If, after reading this page, you still have concerns about the GYN exam and are nervous or unsure, that's ok. For example, women who have experienced sexual abuse in the past may have specific fears that relate to their experience, or in some cultures, women do not have GYN exams. You can schedule a visit with a provider to discuss the exam and to increase your comfort with that particular provider. It is important to talk openly with your provider about your fears, about any pelvic pain you have and to talk about your experience. Your provider will work with you to tailor the exam to help you feel as comfortable as possible. Also know that you can have a trusted friend or a second UHS staff member with you during the exam.
The health fee you pay each year covers the cost of your GYN visit to Health Services. Depending on the type of health insurance plan you have, your coverage for lab tests like Pap smears and STI tests will vary. Brown sponsored health insurance covers the costs of Pap smears and STI screening. For private insurance, contact your health insurance customer service representative to find out which lab tests are covered and which are not. You can also visit the Health Services page on fees and insurance.

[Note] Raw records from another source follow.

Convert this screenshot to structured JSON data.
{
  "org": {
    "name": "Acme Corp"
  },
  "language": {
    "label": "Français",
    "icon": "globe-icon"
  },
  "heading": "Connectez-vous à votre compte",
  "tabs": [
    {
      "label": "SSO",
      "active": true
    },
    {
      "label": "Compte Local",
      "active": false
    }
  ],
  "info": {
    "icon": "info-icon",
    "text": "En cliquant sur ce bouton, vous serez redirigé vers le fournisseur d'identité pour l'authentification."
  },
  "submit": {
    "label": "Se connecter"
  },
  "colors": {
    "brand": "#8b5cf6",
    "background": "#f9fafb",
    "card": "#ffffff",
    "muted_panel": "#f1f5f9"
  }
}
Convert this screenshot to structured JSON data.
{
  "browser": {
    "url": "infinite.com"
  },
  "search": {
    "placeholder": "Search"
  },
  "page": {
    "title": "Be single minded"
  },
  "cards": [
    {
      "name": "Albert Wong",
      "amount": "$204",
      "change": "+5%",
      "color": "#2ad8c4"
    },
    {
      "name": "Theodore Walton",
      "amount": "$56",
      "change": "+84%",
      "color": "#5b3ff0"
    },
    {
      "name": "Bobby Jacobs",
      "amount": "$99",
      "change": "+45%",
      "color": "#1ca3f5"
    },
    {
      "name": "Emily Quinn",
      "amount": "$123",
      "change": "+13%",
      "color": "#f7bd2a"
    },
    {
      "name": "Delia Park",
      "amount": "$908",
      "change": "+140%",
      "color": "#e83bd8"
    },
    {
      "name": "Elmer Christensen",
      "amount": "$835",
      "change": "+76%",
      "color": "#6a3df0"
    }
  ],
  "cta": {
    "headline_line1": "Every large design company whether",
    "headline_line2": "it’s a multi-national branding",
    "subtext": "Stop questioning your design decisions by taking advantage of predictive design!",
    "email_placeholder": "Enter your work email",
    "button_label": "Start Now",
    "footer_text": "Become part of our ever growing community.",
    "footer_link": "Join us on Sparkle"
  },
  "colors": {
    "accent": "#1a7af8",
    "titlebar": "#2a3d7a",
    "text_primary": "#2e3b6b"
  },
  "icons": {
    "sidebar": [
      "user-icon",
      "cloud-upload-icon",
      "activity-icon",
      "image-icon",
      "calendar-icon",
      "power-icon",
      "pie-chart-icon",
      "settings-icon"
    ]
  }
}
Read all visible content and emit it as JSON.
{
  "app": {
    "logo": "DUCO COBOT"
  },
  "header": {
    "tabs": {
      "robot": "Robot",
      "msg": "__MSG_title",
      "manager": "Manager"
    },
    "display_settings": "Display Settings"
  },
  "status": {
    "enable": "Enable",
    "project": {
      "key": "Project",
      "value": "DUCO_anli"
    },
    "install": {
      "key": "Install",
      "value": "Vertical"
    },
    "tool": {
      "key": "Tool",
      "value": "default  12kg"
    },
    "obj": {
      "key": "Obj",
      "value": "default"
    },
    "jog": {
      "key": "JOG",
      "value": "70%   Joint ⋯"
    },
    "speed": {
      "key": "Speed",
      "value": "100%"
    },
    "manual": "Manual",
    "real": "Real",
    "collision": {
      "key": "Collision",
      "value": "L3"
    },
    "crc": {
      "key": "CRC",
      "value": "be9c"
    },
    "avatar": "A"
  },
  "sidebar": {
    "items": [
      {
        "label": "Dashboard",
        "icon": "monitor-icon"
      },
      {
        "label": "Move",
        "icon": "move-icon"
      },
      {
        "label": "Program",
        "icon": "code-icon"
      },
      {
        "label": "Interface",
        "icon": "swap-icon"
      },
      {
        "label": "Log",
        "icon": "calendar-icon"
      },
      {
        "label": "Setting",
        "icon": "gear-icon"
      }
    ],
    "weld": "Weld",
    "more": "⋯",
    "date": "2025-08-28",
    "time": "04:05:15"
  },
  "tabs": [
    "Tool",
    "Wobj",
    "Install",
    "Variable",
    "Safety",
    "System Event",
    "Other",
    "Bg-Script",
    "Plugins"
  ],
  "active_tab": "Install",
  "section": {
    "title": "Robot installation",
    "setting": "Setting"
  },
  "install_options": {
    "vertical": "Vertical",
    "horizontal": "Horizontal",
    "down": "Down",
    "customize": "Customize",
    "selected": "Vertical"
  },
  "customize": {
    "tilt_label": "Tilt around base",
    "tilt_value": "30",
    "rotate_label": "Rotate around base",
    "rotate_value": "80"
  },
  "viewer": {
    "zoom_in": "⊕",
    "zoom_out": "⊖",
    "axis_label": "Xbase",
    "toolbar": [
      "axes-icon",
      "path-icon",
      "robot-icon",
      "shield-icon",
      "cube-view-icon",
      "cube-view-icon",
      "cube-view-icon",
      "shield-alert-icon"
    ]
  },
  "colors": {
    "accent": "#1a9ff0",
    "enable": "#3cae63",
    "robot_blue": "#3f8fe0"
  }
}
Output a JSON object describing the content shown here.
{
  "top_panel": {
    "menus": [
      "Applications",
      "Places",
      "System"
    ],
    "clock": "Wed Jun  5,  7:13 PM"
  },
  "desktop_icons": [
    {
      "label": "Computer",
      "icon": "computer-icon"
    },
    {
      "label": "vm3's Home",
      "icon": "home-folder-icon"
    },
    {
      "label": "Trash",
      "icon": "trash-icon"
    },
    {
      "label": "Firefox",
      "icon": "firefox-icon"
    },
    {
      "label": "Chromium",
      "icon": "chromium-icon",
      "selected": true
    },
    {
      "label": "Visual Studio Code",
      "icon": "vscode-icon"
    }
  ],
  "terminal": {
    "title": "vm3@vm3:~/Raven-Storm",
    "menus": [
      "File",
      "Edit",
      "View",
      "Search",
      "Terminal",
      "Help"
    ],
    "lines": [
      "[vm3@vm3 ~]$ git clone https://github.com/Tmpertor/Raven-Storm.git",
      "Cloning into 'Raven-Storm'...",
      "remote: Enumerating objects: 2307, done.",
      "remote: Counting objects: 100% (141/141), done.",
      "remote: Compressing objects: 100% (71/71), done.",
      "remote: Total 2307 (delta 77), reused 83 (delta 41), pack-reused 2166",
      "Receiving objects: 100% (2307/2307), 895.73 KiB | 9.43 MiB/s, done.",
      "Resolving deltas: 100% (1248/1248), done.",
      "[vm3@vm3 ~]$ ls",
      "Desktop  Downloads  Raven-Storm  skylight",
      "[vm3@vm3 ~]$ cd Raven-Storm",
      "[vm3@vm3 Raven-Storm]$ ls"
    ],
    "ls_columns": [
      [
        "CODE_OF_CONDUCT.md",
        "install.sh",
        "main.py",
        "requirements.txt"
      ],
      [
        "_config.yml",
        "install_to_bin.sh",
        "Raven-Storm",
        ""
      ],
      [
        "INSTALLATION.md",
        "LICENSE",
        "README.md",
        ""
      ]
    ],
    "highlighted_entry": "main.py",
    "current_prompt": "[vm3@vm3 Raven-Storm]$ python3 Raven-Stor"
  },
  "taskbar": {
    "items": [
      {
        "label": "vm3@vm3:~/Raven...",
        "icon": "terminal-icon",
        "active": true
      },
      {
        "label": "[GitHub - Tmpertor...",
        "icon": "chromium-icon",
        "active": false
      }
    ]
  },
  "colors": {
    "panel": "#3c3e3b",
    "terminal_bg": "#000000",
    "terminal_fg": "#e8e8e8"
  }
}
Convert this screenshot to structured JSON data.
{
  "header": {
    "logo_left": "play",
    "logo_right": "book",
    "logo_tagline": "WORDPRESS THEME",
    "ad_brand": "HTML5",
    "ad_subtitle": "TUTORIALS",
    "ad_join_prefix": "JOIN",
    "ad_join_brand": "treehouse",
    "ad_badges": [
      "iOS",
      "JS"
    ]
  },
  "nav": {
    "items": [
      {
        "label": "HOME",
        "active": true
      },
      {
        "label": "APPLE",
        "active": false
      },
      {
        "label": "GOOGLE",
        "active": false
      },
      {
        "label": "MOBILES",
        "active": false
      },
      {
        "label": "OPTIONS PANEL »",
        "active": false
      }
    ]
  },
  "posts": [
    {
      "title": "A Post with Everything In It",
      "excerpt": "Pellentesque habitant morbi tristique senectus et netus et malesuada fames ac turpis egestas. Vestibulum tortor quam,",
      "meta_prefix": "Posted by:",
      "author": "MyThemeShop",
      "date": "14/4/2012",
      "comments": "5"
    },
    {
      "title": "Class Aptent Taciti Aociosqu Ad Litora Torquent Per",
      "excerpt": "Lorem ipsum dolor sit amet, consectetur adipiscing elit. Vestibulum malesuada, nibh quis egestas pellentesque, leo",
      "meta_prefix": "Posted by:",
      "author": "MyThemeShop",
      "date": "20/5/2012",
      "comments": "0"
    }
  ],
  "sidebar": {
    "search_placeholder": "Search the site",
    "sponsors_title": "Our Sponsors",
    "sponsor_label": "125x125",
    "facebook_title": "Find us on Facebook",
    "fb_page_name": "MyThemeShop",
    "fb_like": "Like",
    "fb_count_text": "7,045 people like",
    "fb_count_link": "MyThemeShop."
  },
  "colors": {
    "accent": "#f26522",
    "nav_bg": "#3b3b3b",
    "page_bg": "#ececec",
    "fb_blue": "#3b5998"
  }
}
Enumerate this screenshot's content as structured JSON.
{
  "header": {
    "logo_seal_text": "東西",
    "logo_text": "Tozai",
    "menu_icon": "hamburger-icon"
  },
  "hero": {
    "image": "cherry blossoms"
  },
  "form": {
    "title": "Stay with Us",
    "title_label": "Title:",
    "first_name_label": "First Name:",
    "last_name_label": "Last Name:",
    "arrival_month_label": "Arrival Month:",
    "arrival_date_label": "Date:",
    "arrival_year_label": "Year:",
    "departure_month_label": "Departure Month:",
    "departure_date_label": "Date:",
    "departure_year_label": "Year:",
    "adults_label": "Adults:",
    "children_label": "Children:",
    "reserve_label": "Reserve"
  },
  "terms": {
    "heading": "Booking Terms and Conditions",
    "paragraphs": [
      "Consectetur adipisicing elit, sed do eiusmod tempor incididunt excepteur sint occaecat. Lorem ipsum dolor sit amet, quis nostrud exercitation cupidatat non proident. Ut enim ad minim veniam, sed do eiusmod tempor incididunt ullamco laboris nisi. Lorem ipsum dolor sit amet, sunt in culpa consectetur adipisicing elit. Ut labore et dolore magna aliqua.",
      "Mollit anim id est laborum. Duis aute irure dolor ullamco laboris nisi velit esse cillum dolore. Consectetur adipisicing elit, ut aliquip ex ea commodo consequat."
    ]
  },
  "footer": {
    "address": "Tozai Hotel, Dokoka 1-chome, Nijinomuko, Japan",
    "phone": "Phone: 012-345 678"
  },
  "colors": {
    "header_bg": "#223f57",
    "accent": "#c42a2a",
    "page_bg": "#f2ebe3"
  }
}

Health Services places a high value on confidentiality. This means that information in your medical records or even the fact that you've visited Health Services cannot be released to anyone without your written permission (this includes parents, partners, friends, professors, advisors, etc.). There are a very few exceptions when information is required to be released without your written consent in the cases of emergencies or when required by law. Your medical provider can address any concerns you have during your visit.
To learn more about GYN exams, you can visit:
Disclaimer: Health Education is part of Health Services at Brown University. Health Education maintains this site as a resource for Brown students. This site is not intended to replace consultation with your medical providers. No site can replace real conversation. Health Education offers no endorsement of and assumes no liability for the currency, accuracy, or availability of the information on the sites we link to or the care provided by the resources listed. Health Services staff are available to treat and give medical advice to Brown University students only. If you are not a Brown student, but are in need of medical assistance please call your own health care provider or in case of an emergency, dial 911. Please contact us if you have comments, questions or suggestions.